In October 2019, Ralph “Trey” Johnson filed a putative class action lawsuit in the United States District Court for the Eastern District of Pennsylvania against the National Collegiate Athletic Association (NCAA) and a number of universities alleging that college student-athletes are employees who are entitled to pay under the Fair Labor Standards Act (FLSA). Judge John R. Padova ordered the parties to submit supplemental briefing on the Defendants’ Motions to Dismiss in light of the Supreme Court’s June 21, 2021 opinion in National Collegiate Athletic Association v. Alston. The Alston decision held that the NCAA could not bar certain education-related benefits (such as tutors or computers) and left open the door for a direct challenge to the NCAA’s prohibition on paying athletes.

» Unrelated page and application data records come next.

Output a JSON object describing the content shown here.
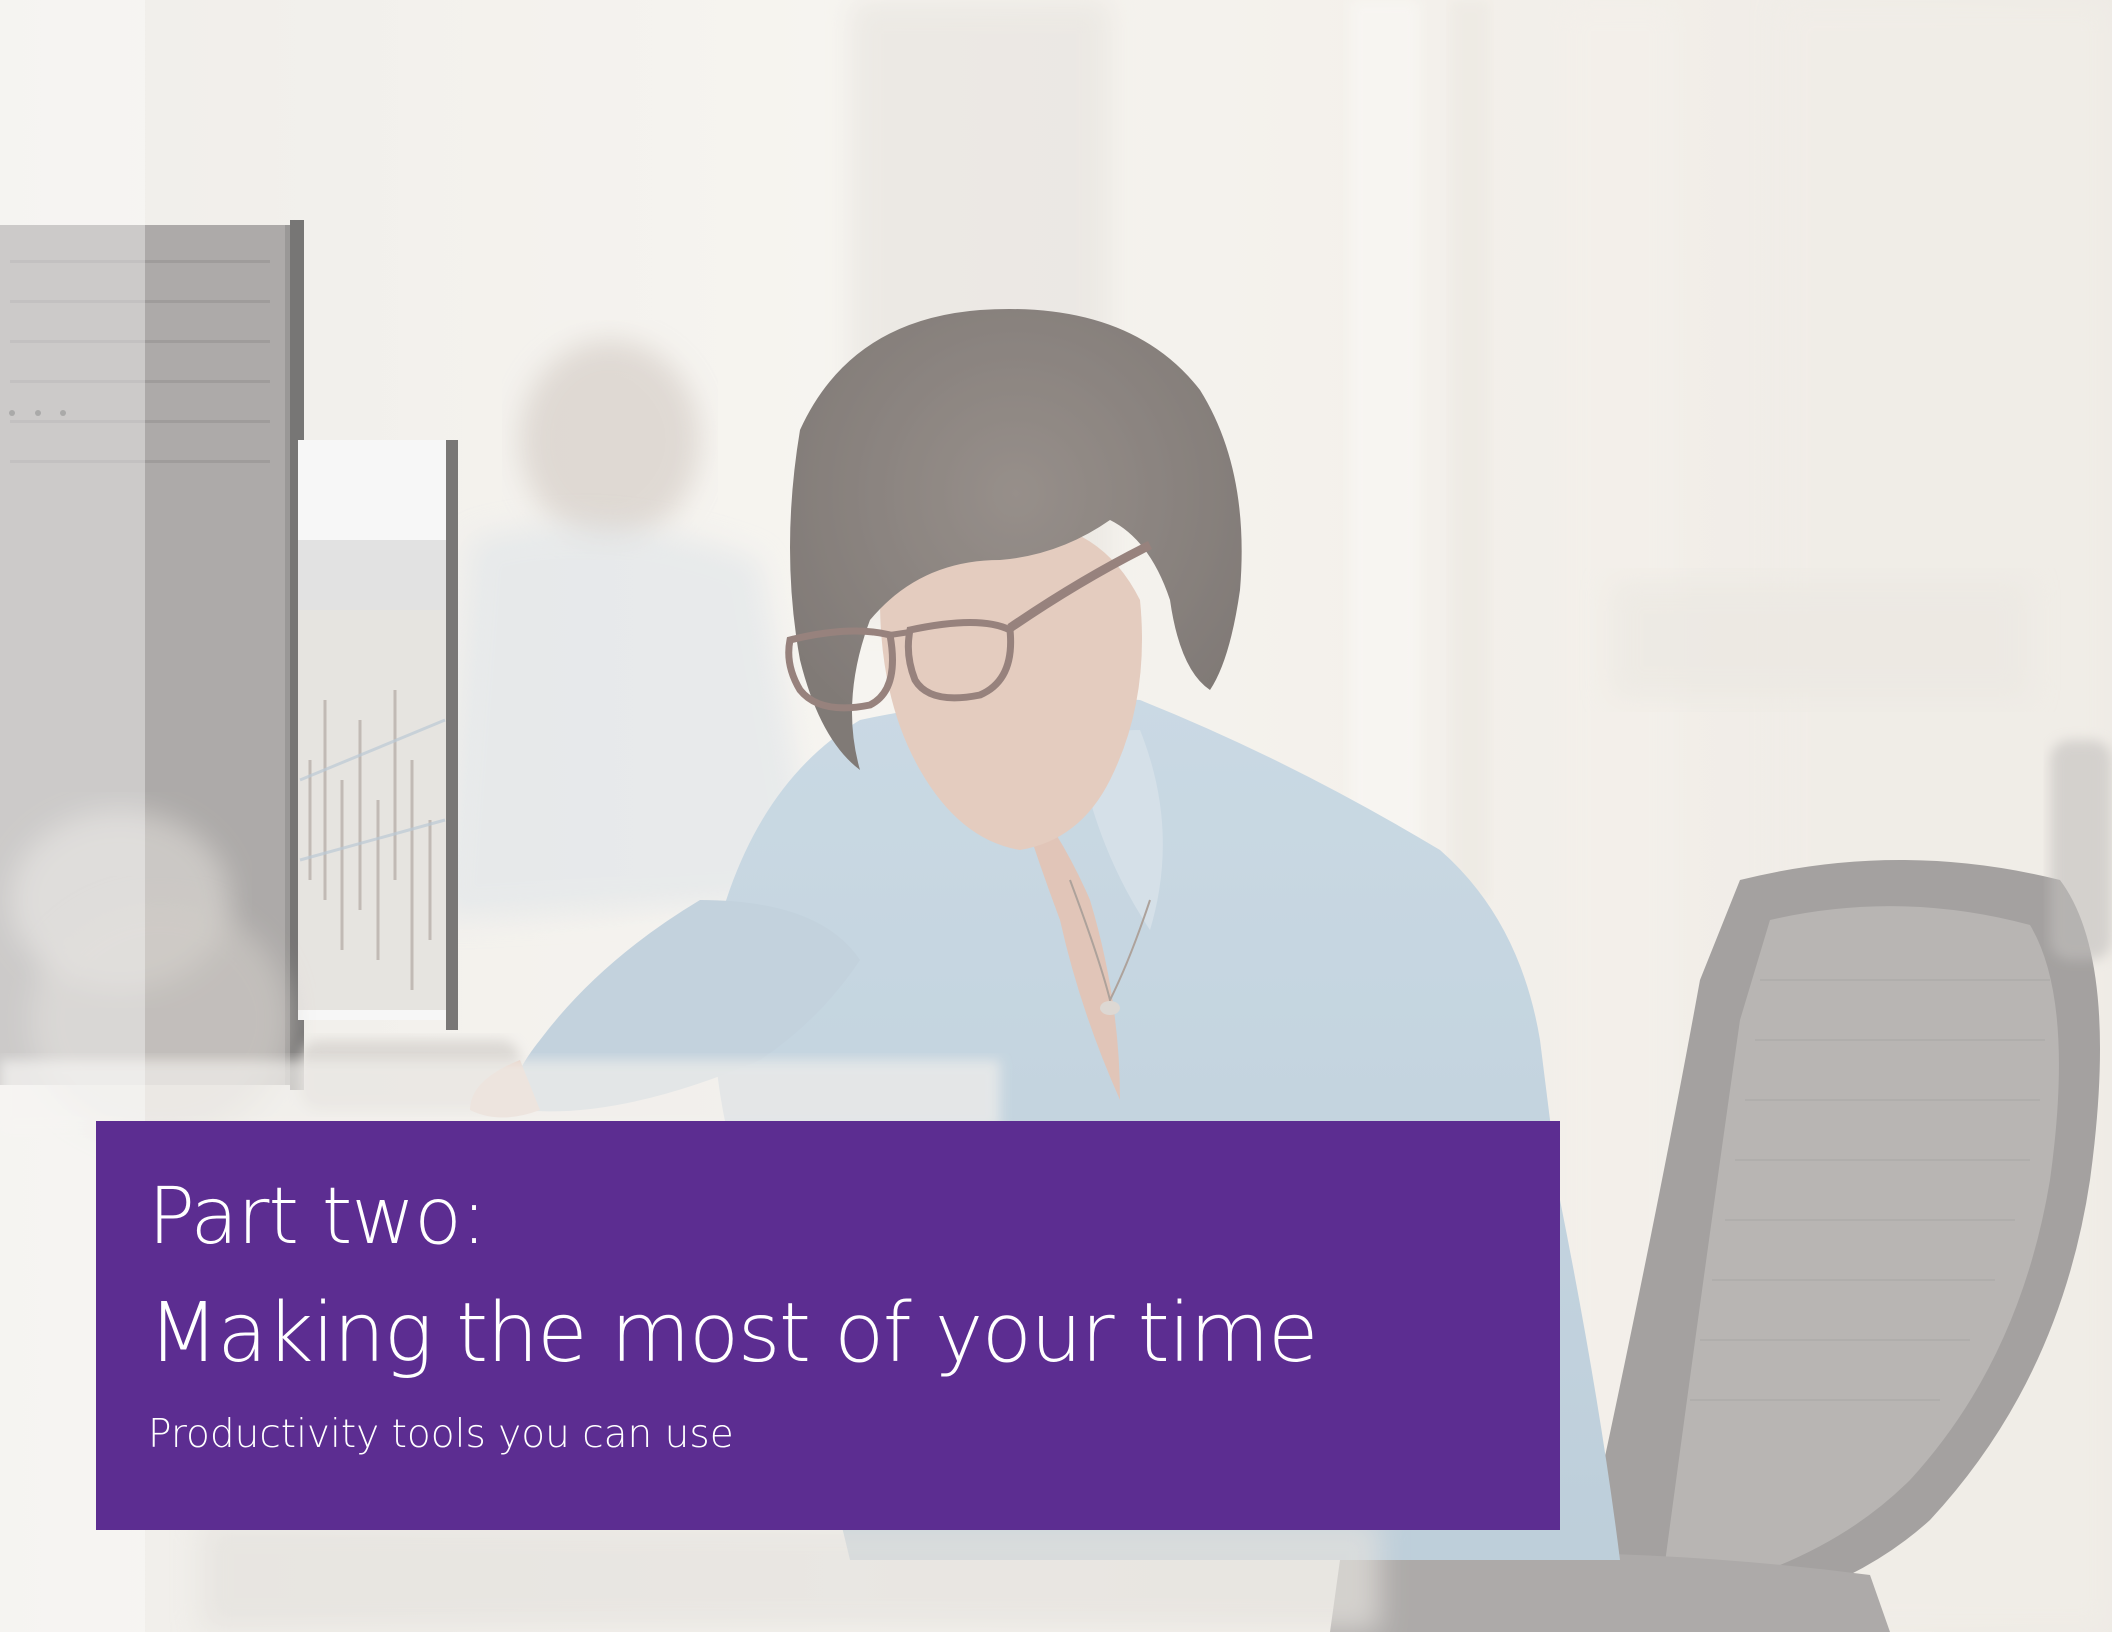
{
  "cover": {
    "kicker": "Part two:",
    "headline": "Making the most of your time",
    "subhead": "Productivity tools you can use",
    "accent_color": "#5c2d91"
  },
  "photo": {
    "subject": "woman with glasses working at a desktop computer in an office, seated in a mesh office chair",
    "tint": "light washed-out overlay"
  }
}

In their supplemental briefing, Plaintiffs in the Johnson v. NCAA action argued that “although Alston ruled on whether a fact-specific test should be used in determining whether the NCAA’s compensation rules violated the Sherman Act, the Court’s reasoning applies with equal force to whether similar tests should be used under the FLSA to determine whether student-athletes are employees.” Plaintiffs asserted that “Justice Kavanaugh’s concurrence makes clear that the foundational tenet of college sports—that student-athletes should not be paid at all despite generating billions of dollars in revenue for the NCAA and its member schools—is legally untenable…”

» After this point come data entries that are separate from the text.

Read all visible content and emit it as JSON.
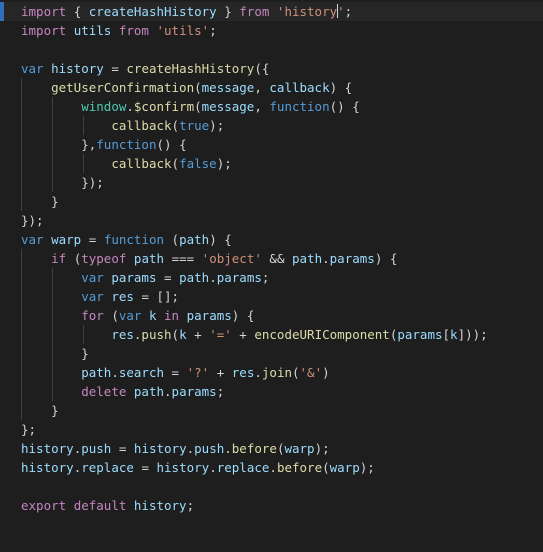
{
  "editor": {
    "language": "javascript",
    "theme": "dark-plus",
    "cursor_line": 1,
    "tab_size": 4,
    "colors": {
      "background": "#1e1e1e",
      "current_line_background": "#262626",
      "current_line_marker": "#2f6fba",
      "foreground": "#d4d4d4",
      "keyword": "#c586c0",
      "control": "#569cd6",
      "function": "#dcdcaa",
      "variable": "#9cdcfe",
      "string": "#ce9178",
      "class": "#4ec9b0",
      "indent_guide": "#3f3f3f",
      "caret": "#d4d4d4"
    }
  },
  "lines": [
    {
      "n": 1,
      "current": true,
      "indent": 0,
      "guides": [],
      "tokens": [
        {
          "t": "import",
          "c": "t-key"
        },
        {
          "t": " ",
          "c": "t-punc"
        },
        {
          "t": "{",
          "c": "t-punc"
        },
        {
          "t": " ",
          "c": "t-punc"
        },
        {
          "t": "createHashHistory",
          "c": "t-var"
        },
        {
          "t": " ",
          "c": "t-punc"
        },
        {
          "t": "}",
          "c": "t-punc"
        },
        {
          "t": " ",
          "c": "t-punc"
        },
        {
          "t": "from",
          "c": "t-key"
        },
        {
          "t": " ",
          "c": "t-punc"
        },
        {
          "t": "'history",
          "c": "t-str"
        },
        {
          "t": "",
          "c": "caret"
        },
        {
          "t": "'",
          "c": "t-str"
        },
        {
          "t": ";",
          "c": "t-punc"
        }
      ]
    },
    {
      "n": 2,
      "current": false,
      "indent": 0,
      "guides": [],
      "tokens": [
        {
          "t": "import",
          "c": "t-key"
        },
        {
          "t": " ",
          "c": "t-punc"
        },
        {
          "t": "utils",
          "c": "t-var"
        },
        {
          "t": " ",
          "c": "t-punc"
        },
        {
          "t": "from",
          "c": "t-key"
        },
        {
          "t": " ",
          "c": "t-punc"
        },
        {
          "t": "'utils'",
          "c": "t-str"
        },
        {
          "t": ";",
          "c": "t-punc"
        }
      ]
    },
    {
      "n": 3,
      "current": false,
      "indent": 0,
      "guides": [],
      "tokens": []
    },
    {
      "n": 4,
      "current": false,
      "indent": 0,
      "guides": [],
      "tokens": [
        {
          "t": "var",
          "c": "t-ctrl"
        },
        {
          "t": " ",
          "c": "t-punc"
        },
        {
          "t": "history",
          "c": "t-var"
        },
        {
          "t": " ",
          "c": "t-punc"
        },
        {
          "t": "=",
          "c": "t-op"
        },
        {
          "t": " ",
          "c": "t-punc"
        },
        {
          "t": "createHashHistory",
          "c": "t-fn"
        },
        {
          "t": "({",
          "c": "t-punc"
        }
      ]
    },
    {
      "n": 5,
      "current": false,
      "indent": 4,
      "guides": [
        1
      ],
      "tokens": [
        {
          "t": "    ",
          "c": "t-punc"
        },
        {
          "t": "getUserConfirmation",
          "c": "t-fn"
        },
        {
          "t": "(",
          "c": "t-punc"
        },
        {
          "t": "message",
          "c": "t-var"
        },
        {
          "t": ", ",
          "c": "t-punc"
        },
        {
          "t": "callback",
          "c": "t-var"
        },
        {
          "t": ") {",
          "c": "t-punc"
        }
      ]
    },
    {
      "n": 6,
      "current": false,
      "indent": 8,
      "guides": [
        1,
        2
      ],
      "tokens": [
        {
          "t": "        ",
          "c": "t-punc"
        },
        {
          "t": "window",
          "c": "t-cls"
        },
        {
          "t": ".",
          "c": "t-punc"
        },
        {
          "t": "$confirm",
          "c": "t-fn"
        },
        {
          "t": "(",
          "c": "t-punc"
        },
        {
          "t": "message",
          "c": "t-var"
        },
        {
          "t": ", ",
          "c": "t-punc"
        },
        {
          "t": "function",
          "c": "t-ctrl"
        },
        {
          "t": "() {",
          "c": "t-punc"
        }
      ]
    },
    {
      "n": 7,
      "current": false,
      "indent": 12,
      "guides": [
        1,
        2,
        3
      ],
      "tokens": [
        {
          "t": "            ",
          "c": "t-punc"
        },
        {
          "t": "callback",
          "c": "t-fn"
        },
        {
          "t": "(",
          "c": "t-punc"
        },
        {
          "t": "true",
          "c": "t-ctrl"
        },
        {
          "t": ");",
          "c": "t-punc"
        }
      ]
    },
    {
      "n": 8,
      "current": false,
      "indent": 8,
      "guides": [
        1,
        2
      ],
      "tokens": [
        {
          "t": "        ",
          "c": "t-punc"
        },
        {
          "t": "},",
          "c": "t-punc"
        },
        {
          "t": "function",
          "c": "t-ctrl"
        },
        {
          "t": "() {",
          "c": "t-punc"
        }
      ]
    },
    {
      "n": 9,
      "current": false,
      "indent": 12,
      "guides": [
        1,
        2,
        3
      ],
      "tokens": [
        {
          "t": "            ",
          "c": "t-punc"
        },
        {
          "t": "callback",
          "c": "t-fn"
        },
        {
          "t": "(",
          "c": "t-punc"
        },
        {
          "t": "false",
          "c": "t-ctrl"
        },
        {
          "t": ");",
          "c": "t-punc"
        }
      ]
    },
    {
      "n": 10,
      "current": false,
      "indent": 8,
      "guides": [
        1,
        2
      ],
      "tokens": [
        {
          "t": "        ",
          "c": "t-punc"
        },
        {
          "t": "});",
          "c": "t-punc"
        }
      ]
    },
    {
      "n": 11,
      "current": false,
      "indent": 4,
      "guides": [
        1
      ],
      "tokens": [
        {
          "t": "    ",
          "c": "t-punc"
        },
        {
          "t": "}",
          "c": "t-punc"
        }
      ]
    },
    {
      "n": 12,
      "current": false,
      "indent": 0,
      "guides": [],
      "tokens": [
        {
          "t": "});",
          "c": "t-punc"
        }
      ]
    },
    {
      "n": 13,
      "current": false,
      "indent": 0,
      "guides": [],
      "tokens": [
        {
          "t": "var",
          "c": "t-ctrl"
        },
        {
          "t": " ",
          "c": "t-punc"
        },
        {
          "t": "warp",
          "c": "t-var"
        },
        {
          "t": " ",
          "c": "t-punc"
        },
        {
          "t": "=",
          "c": "t-op"
        },
        {
          "t": " ",
          "c": "t-punc"
        },
        {
          "t": "function",
          "c": "t-ctrl"
        },
        {
          "t": " (",
          "c": "t-punc"
        },
        {
          "t": "path",
          "c": "t-var"
        },
        {
          "t": ") {",
          "c": "t-punc"
        }
      ]
    },
    {
      "n": 14,
      "current": false,
      "indent": 4,
      "guides": [
        1
      ],
      "tokens": [
        {
          "t": "    ",
          "c": "t-punc"
        },
        {
          "t": "if",
          "c": "t-key"
        },
        {
          "t": " (",
          "c": "t-punc"
        },
        {
          "t": "typeof",
          "c": "t-key"
        },
        {
          "t": " ",
          "c": "t-punc"
        },
        {
          "t": "path",
          "c": "t-var"
        },
        {
          "t": " ",
          "c": "t-punc"
        },
        {
          "t": "===",
          "c": "t-op"
        },
        {
          "t": " ",
          "c": "t-punc"
        },
        {
          "t": "'object'",
          "c": "t-str"
        },
        {
          "t": " ",
          "c": "t-punc"
        },
        {
          "t": "&&",
          "c": "t-op"
        },
        {
          "t": " ",
          "c": "t-punc"
        },
        {
          "t": "path",
          "c": "t-var"
        },
        {
          "t": ".",
          "c": "t-punc"
        },
        {
          "t": "params",
          "c": "t-var"
        },
        {
          "t": ") {",
          "c": "t-punc"
        }
      ]
    },
    {
      "n": 15,
      "current": false,
      "indent": 8,
      "guides": [
        1,
        2
      ],
      "tokens": [
        {
          "t": "        ",
          "c": "t-punc"
        },
        {
          "t": "var",
          "c": "t-ctrl"
        },
        {
          "t": " ",
          "c": "t-punc"
        },
        {
          "t": "params",
          "c": "t-var"
        },
        {
          "t": " ",
          "c": "t-punc"
        },
        {
          "t": "=",
          "c": "t-op"
        },
        {
          "t": " ",
          "c": "t-punc"
        },
        {
          "t": "path",
          "c": "t-var"
        },
        {
          "t": ".",
          "c": "t-punc"
        },
        {
          "t": "params",
          "c": "t-var"
        },
        {
          "t": ";",
          "c": "t-punc"
        }
      ]
    },
    {
      "n": 16,
      "current": false,
      "indent": 8,
      "guides": [
        1,
        2
      ],
      "tokens": [
        {
          "t": "        ",
          "c": "t-punc"
        },
        {
          "t": "var",
          "c": "t-ctrl"
        },
        {
          "t": " ",
          "c": "t-punc"
        },
        {
          "t": "res",
          "c": "t-var"
        },
        {
          "t": " ",
          "c": "t-punc"
        },
        {
          "t": "=",
          "c": "t-op"
        },
        {
          "t": " ",
          "c": "t-punc"
        },
        {
          "t": "[];",
          "c": "t-punc"
        }
      ]
    },
    {
      "n": 17,
      "current": false,
      "indent": 8,
      "guides": [
        1,
        2
      ],
      "tokens": [
        {
          "t": "        ",
          "c": "t-punc"
        },
        {
          "t": "for",
          "c": "t-key"
        },
        {
          "t": " (",
          "c": "t-punc"
        },
        {
          "t": "var",
          "c": "t-ctrl"
        },
        {
          "t": " ",
          "c": "t-punc"
        },
        {
          "t": "k",
          "c": "t-var"
        },
        {
          "t": " ",
          "c": "t-punc"
        },
        {
          "t": "in",
          "c": "t-key"
        },
        {
          "t": " ",
          "c": "t-punc"
        },
        {
          "t": "params",
          "c": "t-var"
        },
        {
          "t": ") {",
          "c": "t-punc"
        }
      ]
    },
    {
      "n": 18,
      "current": false,
      "indent": 12,
      "guides": [
        1,
        2,
        3
      ],
      "tokens": [
        {
          "t": "            ",
          "c": "t-punc"
        },
        {
          "t": "res",
          "c": "t-var"
        },
        {
          "t": ".",
          "c": "t-punc"
        },
        {
          "t": "push",
          "c": "t-fn"
        },
        {
          "t": "(",
          "c": "t-punc"
        },
        {
          "t": "k",
          "c": "t-var"
        },
        {
          "t": " ",
          "c": "t-punc"
        },
        {
          "t": "+",
          "c": "t-op"
        },
        {
          "t": " ",
          "c": "t-punc"
        },
        {
          "t": "'='",
          "c": "t-str"
        },
        {
          "t": " ",
          "c": "t-punc"
        },
        {
          "t": "+",
          "c": "t-op"
        },
        {
          "t": " ",
          "c": "t-punc"
        },
        {
          "t": "encodeURIComponent",
          "c": "t-fn"
        },
        {
          "t": "(",
          "c": "t-punc"
        },
        {
          "t": "params",
          "c": "t-var"
        },
        {
          "t": "[",
          "c": "t-punc"
        },
        {
          "t": "k",
          "c": "t-var"
        },
        {
          "t": "]));",
          "c": "t-punc"
        }
      ]
    },
    {
      "n": 19,
      "current": false,
      "indent": 8,
      "guides": [
        1,
        2
      ],
      "tokens": [
        {
          "t": "        ",
          "c": "t-punc"
        },
        {
          "t": "}",
          "c": "t-punc"
        }
      ]
    },
    {
      "n": 20,
      "current": false,
      "indent": 8,
      "guides": [
        1,
        2
      ],
      "tokens": [
        {
          "t": "        ",
          "c": "t-punc"
        },
        {
          "t": "path",
          "c": "t-var"
        },
        {
          "t": ".",
          "c": "t-punc"
        },
        {
          "t": "search",
          "c": "t-var"
        },
        {
          "t": " ",
          "c": "t-punc"
        },
        {
          "t": "=",
          "c": "t-op"
        },
        {
          "t": " ",
          "c": "t-punc"
        },
        {
          "t": "'?'",
          "c": "t-str"
        },
        {
          "t": " ",
          "c": "t-punc"
        },
        {
          "t": "+",
          "c": "t-op"
        },
        {
          "t": " ",
          "c": "t-punc"
        },
        {
          "t": "res",
          "c": "t-var"
        },
        {
          "t": ".",
          "c": "t-punc"
        },
        {
          "t": "join",
          "c": "t-fn"
        },
        {
          "t": "(",
          "c": "t-punc"
        },
        {
          "t": "'&'",
          "c": "t-str"
        },
        {
          "t": ")",
          "c": "t-punc"
        }
      ]
    },
    {
      "n": 21,
      "current": false,
      "indent": 8,
      "guides": [
        1,
        2
      ],
      "tokens": [
        {
          "t": "        ",
          "c": "t-punc"
        },
        {
          "t": "delete",
          "c": "t-key"
        },
        {
          "t": " ",
          "c": "t-punc"
        },
        {
          "t": "path",
          "c": "t-var"
        },
        {
          "t": ".",
          "c": "t-punc"
        },
        {
          "t": "params",
          "c": "t-var"
        },
        {
          "t": ";",
          "c": "t-punc"
        }
      ]
    },
    {
      "n": 22,
      "current": false,
      "indent": 4,
      "guides": [
        1
      ],
      "tokens": [
        {
          "t": "    ",
          "c": "t-punc"
        },
        {
          "t": "}",
          "c": "t-punc"
        }
      ]
    },
    {
      "n": 23,
      "current": false,
      "indent": 0,
      "guides": [],
      "tokens": [
        {
          "t": "};",
          "c": "t-punc"
        }
      ]
    },
    {
      "n": 24,
      "current": false,
      "indent": 0,
      "guides": [],
      "tokens": [
        {
          "t": "history",
          "c": "t-var"
        },
        {
          "t": ".",
          "c": "t-punc"
        },
        {
          "t": "push",
          "c": "t-var"
        },
        {
          "t": " ",
          "c": "t-punc"
        },
        {
          "t": "=",
          "c": "t-op"
        },
        {
          "t": " ",
          "c": "t-punc"
        },
        {
          "t": "history",
          "c": "t-var"
        },
        {
          "t": ".",
          "c": "t-punc"
        },
        {
          "t": "push",
          "c": "t-var"
        },
        {
          "t": ".",
          "c": "t-punc"
        },
        {
          "t": "before",
          "c": "t-fn"
        },
        {
          "t": "(",
          "c": "t-punc"
        },
        {
          "t": "warp",
          "c": "t-var"
        },
        {
          "t": ");",
          "c": "t-punc"
        }
      ]
    },
    {
      "n": 25,
      "current": false,
      "indent": 0,
      "guides": [],
      "tokens": [
        {
          "t": "history",
          "c": "t-var"
        },
        {
          "t": ".",
          "c": "t-punc"
        },
        {
          "t": "replace",
          "c": "t-var"
        },
        {
          "t": " ",
          "c": "t-punc"
        },
        {
          "t": "=",
          "c": "t-op"
        },
        {
          "t": " ",
          "c": "t-punc"
        },
        {
          "t": "history",
          "c": "t-var"
        },
        {
          "t": ".",
          "c": "t-punc"
        },
        {
          "t": "replace",
          "c": "t-var"
        },
        {
          "t": ".",
          "c": "t-punc"
        },
        {
          "t": "before",
          "c": "t-fn"
        },
        {
          "t": "(",
          "c": "t-punc"
        },
        {
          "t": "warp",
          "c": "t-var"
        },
        {
          "t": ");",
          "c": "t-punc"
        }
      ]
    },
    {
      "n": 26,
      "current": false,
      "indent": 0,
      "guides": [],
      "tokens": []
    },
    {
      "n": 27,
      "current": false,
      "indent": 0,
      "guides": [],
      "tokens": [
        {
          "t": "export",
          "c": "t-key"
        },
        {
          "t": " ",
          "c": "t-punc"
        },
        {
          "t": "default",
          "c": "t-key"
        },
        {
          "t": " ",
          "c": "t-punc"
        },
        {
          "t": "history",
          "c": "t-var"
        },
        {
          "t": ";",
          "c": "t-punc"
        }
      ]
    }
  ]
}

By contrast, Defendants contend in their supplemental submission that Alston “has no implications” for the Johnson v. NCAA litigation, and Alston “is solely concerned with whether the lower courts properly “struck down NCAA rules limiting the education-related benefits schools may offer student-athletes.” Defendants argued that the case is not related to the “education-related benefits” that Alston addressed, but rather concerns “‘compensation related to athletic performance’—a subject of NCAA rules that the lower courts in Alston ‘refused to disturb,’ and which rulings ‘the student-athletes [did] not challenge’ before the Supreme Court.”
While Defendants’ Motions to Dismiss remain pending in the Eastern District of Pennsylvania, the Alston ruling, and Justice Kavanaugh’s concurring opinion, are likely to spawn additional challenges to the NCAA’s regulations.
Click here to read the Supreme Court’s June 21, 2021 Alston opinion.